The problem — Pictures excluded, copy every record that follows exactly as it appears.

Data records for software interfaces —
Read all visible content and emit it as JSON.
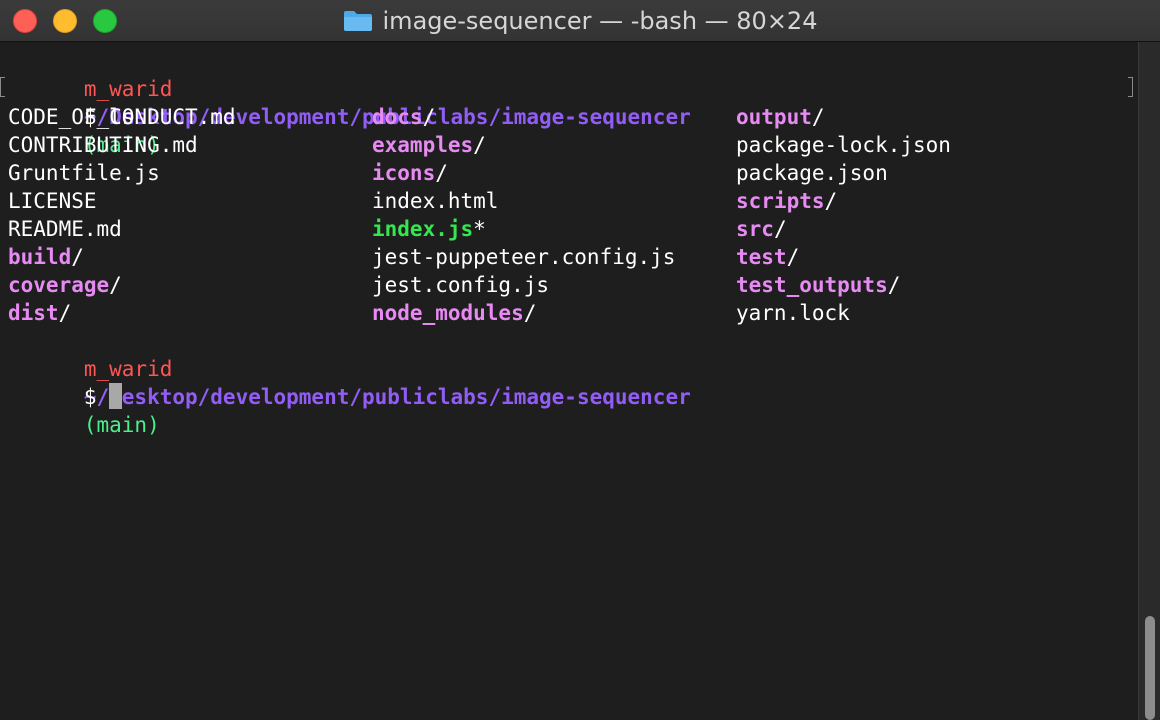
{
  "window": {
    "title": "image-sequencer — -bash — 80×24"
  },
  "icons": {
    "folder": "folder-icon"
  },
  "terminal": {
    "prompt1": {
      "user": "m_warid",
      "path": "~/Desktop/development/publiclabs/image-sequencer",
      "branch": "(main)"
    },
    "command1": "$ ls",
    "ls_columns": [
      [
        {
          "name": "CODE_OF_CONDUCT.md",
          "type": "file",
          "suffix": ""
        },
        {
          "name": "CONTRIBUTING.md",
          "type": "file",
          "suffix": ""
        },
        {
          "name": "Gruntfile.js",
          "type": "file",
          "suffix": ""
        },
        {
          "name": "LICENSE",
          "type": "file",
          "suffix": ""
        },
        {
          "name": "README.md",
          "type": "file",
          "suffix": ""
        },
        {
          "name": "build",
          "type": "dir",
          "suffix": "/"
        },
        {
          "name": "coverage",
          "type": "dir",
          "suffix": "/"
        },
        {
          "name": "dist",
          "type": "dir",
          "suffix": "/"
        }
      ],
      [
        {
          "name": "docs",
          "type": "dir",
          "suffix": "/"
        },
        {
          "name": "examples",
          "type": "dir",
          "suffix": "/"
        },
        {
          "name": "icons",
          "type": "dir",
          "suffix": "/"
        },
        {
          "name": "index.html",
          "type": "file",
          "suffix": ""
        },
        {
          "name": "index.js",
          "type": "exec",
          "suffix": "*"
        },
        {
          "name": "jest-puppeteer.config.js",
          "type": "file",
          "suffix": ""
        },
        {
          "name": "jest.config.js",
          "type": "file",
          "suffix": ""
        },
        {
          "name": "node_modules",
          "type": "dir",
          "suffix": "/"
        }
      ],
      [
        {
          "name": "output",
          "type": "dir",
          "suffix": "/"
        },
        {
          "name": "package-lock.json",
          "type": "file",
          "suffix": ""
        },
        {
          "name": "package.json",
          "type": "file",
          "suffix": ""
        },
        {
          "name": "scripts",
          "type": "dir",
          "suffix": "/"
        },
        {
          "name": "src",
          "type": "dir",
          "suffix": "/"
        },
        {
          "name": "test",
          "type": "dir",
          "suffix": "/"
        },
        {
          "name": "test_outputs",
          "type": "dir",
          "suffix": "/"
        },
        {
          "name": "yarn.lock",
          "type": "file",
          "suffix": ""
        }
      ]
    ],
    "prompt2": {
      "user": "m_warid",
      "path": "~/Desktop/development/publiclabs/image-sequencer",
      "branch": "(main)"
    },
    "command2": "$ "
  },
  "colors": {
    "user": "#ff5555",
    "path": "#915df5",
    "branch": "#4af08a",
    "directory": "#e78bf3",
    "executable": "#35e64f",
    "text": "#ffffff",
    "background": "#1e1e1e"
  }
}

Task response —
Read all visible content and emit it as JSON.
{
  "window": {
    "title": "image-sequencer — -bash — 80×24"
  },
  "icons": {
    "folder": "folder-icon"
  },
  "terminal": {
    "prompt1": {
      "user": "m_warid",
      "path": "~/Desktop/development/publiclabs/image-sequencer",
      "branch": "(main)"
    },
    "command1": "$ ls",
    "ls_columns": [
      [
        {
          "name": "CODE_OF_CONDUCT.md",
          "type": "file",
          "suffix": ""
        },
        {
          "name": "CONTRIBUTING.md",
          "type": "file",
          "suffix": ""
        },
        {
          "name": "Gruntfile.js",
          "type": "file",
          "suffix": ""
        },
        {
          "name": "LICENSE",
          "type": "file",
          "suffix": ""
        },
        {
          "name": "README.md",
          "type": "file",
          "suffix": ""
        },
        {
          "name": "build",
          "type": "dir",
          "suffix": "/"
        },
        {
          "name": "coverage",
          "type": "dir",
          "suffix": "/"
        },
        {
          "name": "dist",
          "type": "dir",
          "suffix": "/"
        }
      ],
      [
        {
          "name": "docs",
          "type": "dir",
          "suffix": "/"
        },
        {
          "name": "examples",
          "type": "dir",
          "suffix": "/"
        },
        {
          "name": "icons",
          "type": "dir",
          "suffix": "/"
        },
        {
          "name": "index.html",
          "type": "file",
          "suffix": ""
        },
        {
          "name": "index.js",
          "type": "exec",
          "suffix": "*"
        },
        {
          "name": "jest-puppeteer.config.js",
          "type": "file",
          "suffix": ""
        },
        {
          "name": "jest.config.js",
          "type": "file",
          "suffix": ""
        },
        {
          "name": "node_modules",
          "type": "dir",
          "suffix": "/"
        }
      ],
      [
        {
          "name": "output",
          "type": "dir",
          "suffix": "/"
        },
        {
          "name": "package-lock.json",
          "type": "file",
          "suffix": ""
        },
        {
          "name": "package.json",
          "type": "file",
          "suffix": ""
        },
        {
          "name": "scripts",
          "type": "dir",
          "suffix": "/"
        },
        {
          "name": "src",
          "type": "dir",
          "suffix": "/"
        },
        {
          "name": "test",
          "type": "dir",
          "suffix": "/"
        },
        {
          "name": "test_outputs",
          "type": "dir",
          "suffix": "/"
        },
        {
          "name": "yarn.lock",
          "type": "file",
          "suffix": ""
        }
      ]
    ],
    "prompt2": {
      "user": "m_warid",
      "path": "~/Desktop/development/publiclabs/image-sequencer",
      "branch": "(main)"
    },
    "command2": "$ "
  },
  "colors": {
    "user": "#ff5555",
    "path": "#915df5",
    "branch": "#4af08a",
    "directory": "#e78bf3",
    "executable": "#35e64f",
    "text": "#ffffff",
    "background": "#1e1e1e"
  }
}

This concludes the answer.